**Task directions:** Repeat every record exactly, but keep images out of the copy.

**Material to process:**

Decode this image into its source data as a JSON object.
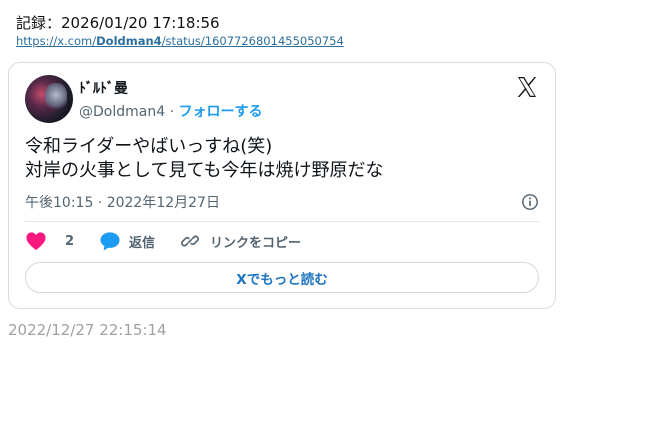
{
  "record": {
    "text": "記録：2026/01/20 17:18:56"
  },
  "link": {
    "prefix": "https://x.com/",
    "user": "Doldman4",
    "suffix": "/status/1607726801455050754"
  },
  "tweet": {
    "display_name": "ﾄﾞﾙﾄﾞ曼",
    "handle": "@Doldman4",
    "separator": " · ",
    "follow_label": "フォローする",
    "lines": [
      "令和ライダーやばいっすね(笑)",
      "対岸の火事として見ても今年は焼け野原だな"
    ],
    "timestamp": "午後10:15 · 2022年12月27日",
    "like_count": "2",
    "reply_label": "返信",
    "copy_link_label": "リンクをコピー",
    "read_more_label": "Xでもっと読む"
  },
  "footer": {
    "date": "2022/12/27 22:15:14"
  },
  "colors": {
    "accent_blue": "#1d9bf0",
    "like_pink": "#f91880",
    "muted": "#536471",
    "link": "#2d6f9e"
  }
}
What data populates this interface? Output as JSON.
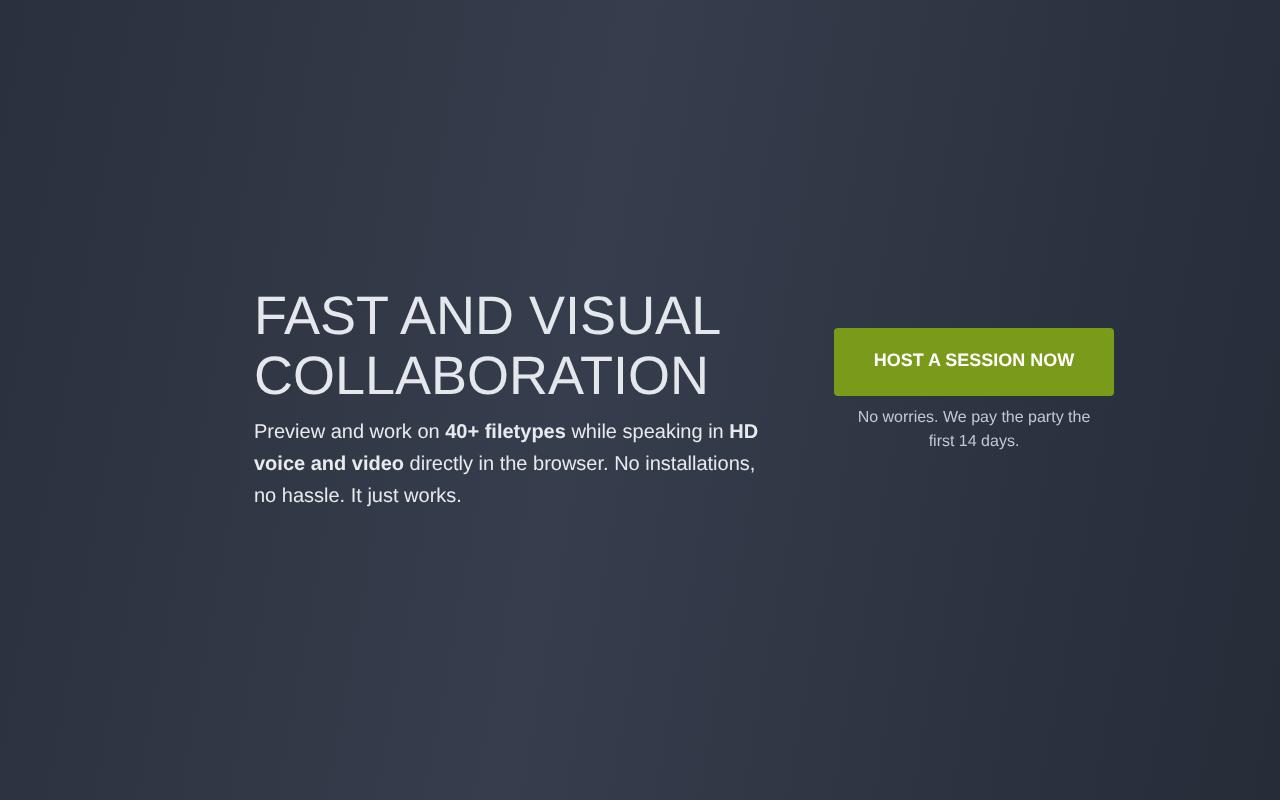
{
  "hero": {
    "title": "FAST AND VISUAL COLLABORATION",
    "description": "Preview and work on **40+ filetypes** while speaking in **HD voice and video** directly in the browser. No installations, no hassle. It just works."
  },
  "cta": {
    "button": "HOST A SESSION NOW",
    "note": "No worries. We pay the party the first 14 days."
  }
}
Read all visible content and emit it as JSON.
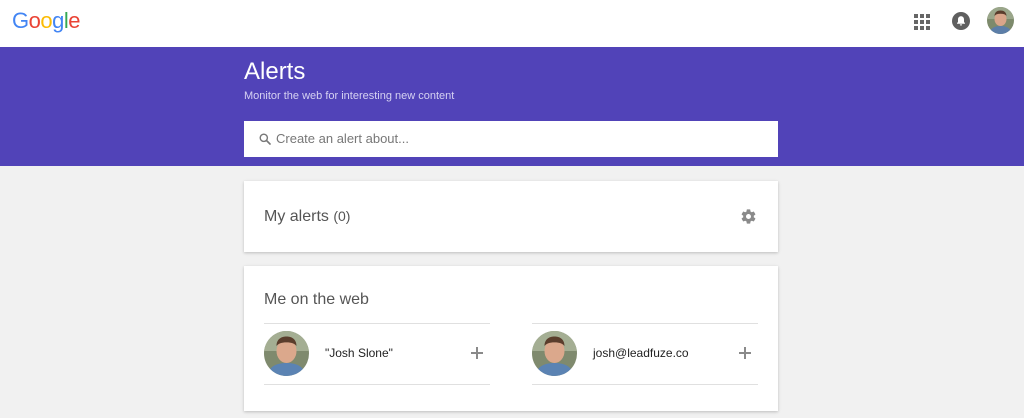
{
  "header": {
    "logo_letters": [
      {
        "char": "G",
        "color": "#4285F4"
      },
      {
        "char": "o",
        "color": "#EA4335"
      },
      {
        "char": "o",
        "color": "#FBBC05"
      },
      {
        "char": "g",
        "color": "#4285F4"
      },
      {
        "char": "l",
        "color": "#34A853"
      },
      {
        "char": "e",
        "color": "#EA4335"
      }
    ],
    "icons": [
      "apps-icon",
      "notifications-icon",
      "account-avatar"
    ]
  },
  "banner": {
    "title": "Alerts",
    "subtitle": "Monitor the web for interesting new content",
    "color": "#5143B8"
  },
  "search": {
    "placeholder": "Create an alert about...",
    "value": ""
  },
  "my_alerts": {
    "title": "My alerts",
    "count": "(0)",
    "settings_icon": "gear-icon"
  },
  "me_on_web": {
    "title": "Me on the web",
    "items": [
      {
        "label": "\"Josh Slone\"",
        "action_icon": "plus-icon"
      },
      {
        "label": "josh@leadfuze.co",
        "action_icon": "plus-icon"
      }
    ]
  }
}
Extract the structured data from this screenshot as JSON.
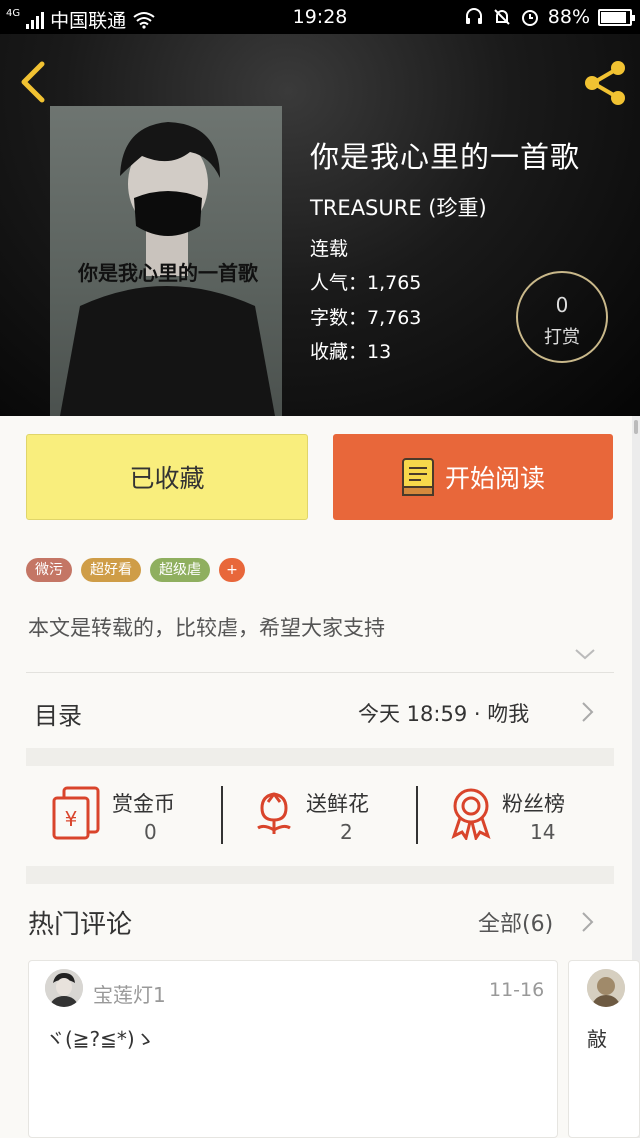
{
  "status_bar": {
    "network": "4G",
    "carrier": "中国联通",
    "time": "19:28",
    "battery": "88%",
    "battery_level": 0.88
  },
  "book": {
    "title": "你是我心里的一首歌",
    "author": "TREASURE (珍重)",
    "cover_title": "你是我心里的一首歌",
    "status": "连载",
    "popularity": "人气：1,765",
    "word_count": "字数：7,763",
    "favorites": "收藏：13",
    "tip_count": "0",
    "tip_label": "打赏"
  },
  "actions": {
    "collect_label": "已收藏",
    "read_label": "开始阅读"
  },
  "tags": [
    {
      "label": "微污",
      "color": "#c47665"
    },
    {
      "label": "超好看",
      "color": "#cf9d47"
    },
    {
      "label": "超级虐",
      "color": "#8faf5f"
    }
  ],
  "tag_add": "+",
  "description": "本文是转载的，比较虐，希望大家支持",
  "toc": {
    "label": "目录",
    "update": "今天 18:59 · 吻我"
  },
  "stats": [
    {
      "label": "赏金币",
      "value": "0",
      "icon": "coin-envelope-icon"
    },
    {
      "label": "送鲜花",
      "value": "2",
      "icon": "flower-icon"
    },
    {
      "label": "粉丝榜",
      "value": "14",
      "icon": "ribbon-medal-icon"
    }
  ],
  "comments": {
    "title": "热门评论",
    "all_label": "全部(6)",
    "items": [
      {
        "user": "宝莲灯1",
        "date": "11-16",
        "text": "ヾ(≧?≦*)ゝ"
      },
      {
        "text": "敲"
      }
    ]
  },
  "colors": {
    "accent": "#e8673a",
    "collect_bg": "#f9ee7d",
    "icon_red": "#d9442b"
  }
}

**Output:**
Decode this image into its source data as a JSON object.
{
  "record": {
    "text": "記録：2026/01/20 17:18:56"
  },
  "link": {
    "prefix": "https://x.com/",
    "user": "Doldman4",
    "suffix": "/status/1607726801455050754"
  },
  "tweet": {
    "display_name": "ﾄﾞﾙﾄﾞ曼",
    "handle": "@Doldman4",
    "separator": " · ",
    "follow_label": "フォローする",
    "lines": [
      "令和ライダーやばいっすね(笑)",
      "対岸の火事として見ても今年は焼け野原だな"
    ],
    "timestamp": "午後10:15 · 2022年12月27日",
    "like_count": "2",
    "reply_label": "返信",
    "copy_link_label": "リンクをコピー",
    "read_more_label": "Xでもっと読む"
  },
  "footer": {
    "date": "2022/12/27 22:15:14"
  },
  "colors": {
    "accent_blue": "#1d9bf0",
    "like_pink": "#f91880",
    "muted": "#536471",
    "link": "#2d6f9e"
  }
}
What data populates this interface? Output as JSON.
{
  "hero": {
    "title": "FAST AND VISUAL COLLABORATION",
    "description": "Preview and work on **40+ filetypes** while speaking in **HD voice and video** directly in the browser. No installations, no hassle. It just works."
  },
  "cta": {
    "button": "HOST A SESSION NOW",
    "note": "No worries. We pay the party the first 14 days."
  }
}
Read all visible content and emit it as JSON.
{
  "header": {
    "logo_letters": [
      {
        "char": "G",
        "color": "#4285F4"
      },
      {
        "char": "o",
        "color": "#EA4335"
      },
      {
        "char": "o",
        "color": "#FBBC05"
      },
      {
        "char": "g",
        "color": "#4285F4"
      },
      {
        "char": "l",
        "color": "#34A853"
      },
      {
        "char": "e",
        "color": "#EA4335"
      }
    ],
    "icons": [
      "apps-icon",
      "notifications-icon",
      "account-avatar"
    ]
  },
  "banner": {
    "title": "Alerts",
    "subtitle": "Monitor the web for interesting new content",
    "color": "#5143B8"
  },
  "search": {
    "placeholder": "Create an alert about...",
    "value": ""
  },
  "my_alerts": {
    "title": "My alerts",
    "count": "(0)",
    "settings_icon": "gear-icon"
  },
  "me_on_web": {
    "title": "Me on the web",
    "items": [
      {
        "label": "\"Josh Slone\"",
        "action_icon": "plus-icon"
      },
      {
        "label": "josh@leadfuze.co",
        "action_icon": "plus-icon"
      }
    ]
  }
}
Extract the structured data from this screenshot as JSON.
{
  "status_bar": {
    "network": "4G",
    "carrier": "中国联通",
    "time": "19:28",
    "battery": "88%",
    "battery_level": 0.88
  },
  "book": {
    "title": "你是我心里的一首歌",
    "author": "TREASURE (珍重)",
    "cover_title": "你是我心里的一首歌",
    "status": "连载",
    "popularity": "人气：1,765",
    "word_count": "字数：7,763",
    "favorites": "收藏：13",
    "tip_count": "0",
    "tip_label": "打赏"
  },
  "actions": {
    "collect_label": "已收藏",
    "read_label": "开始阅读"
  },
  "tags": [
    {
      "label": "微污",
      "color": "#c47665"
    },
    {
      "label": "超好看",
      "color": "#cf9d47"
    },
    {
      "label": "超级虐",
      "color": "#8faf5f"
    }
  ],
  "tag_add": "+",
  "description": "本文是转载的，比较虐，希望大家支持",
  "toc": {
    "label": "目录",
    "update": "今天 18:59 · 吻我"
  },
  "stats": [
    {
      "label": "赏金币",
      "value": "0",
      "icon": "coin-envelope-icon"
    },
    {
      "label": "送鲜花",
      "value": "2",
      "icon": "flower-icon"
    },
    {
      "label": "粉丝榜",
      "value": "14",
      "icon": "ribbon-medal-icon"
    }
  ],
  "comments": {
    "title": "热门评论",
    "all_label": "全部(6)",
    "items": [
      {
        "user": "宝莲灯1",
        "date": "11-16",
        "text": "ヾ(≧?≦*)ゝ"
      },
      {
        "text": "敲"
      }
    ]
  },
  "colors": {
    "accent": "#e8673a",
    "collect_bg": "#f9ee7d",
    "icon_red": "#d9442b"
  }
}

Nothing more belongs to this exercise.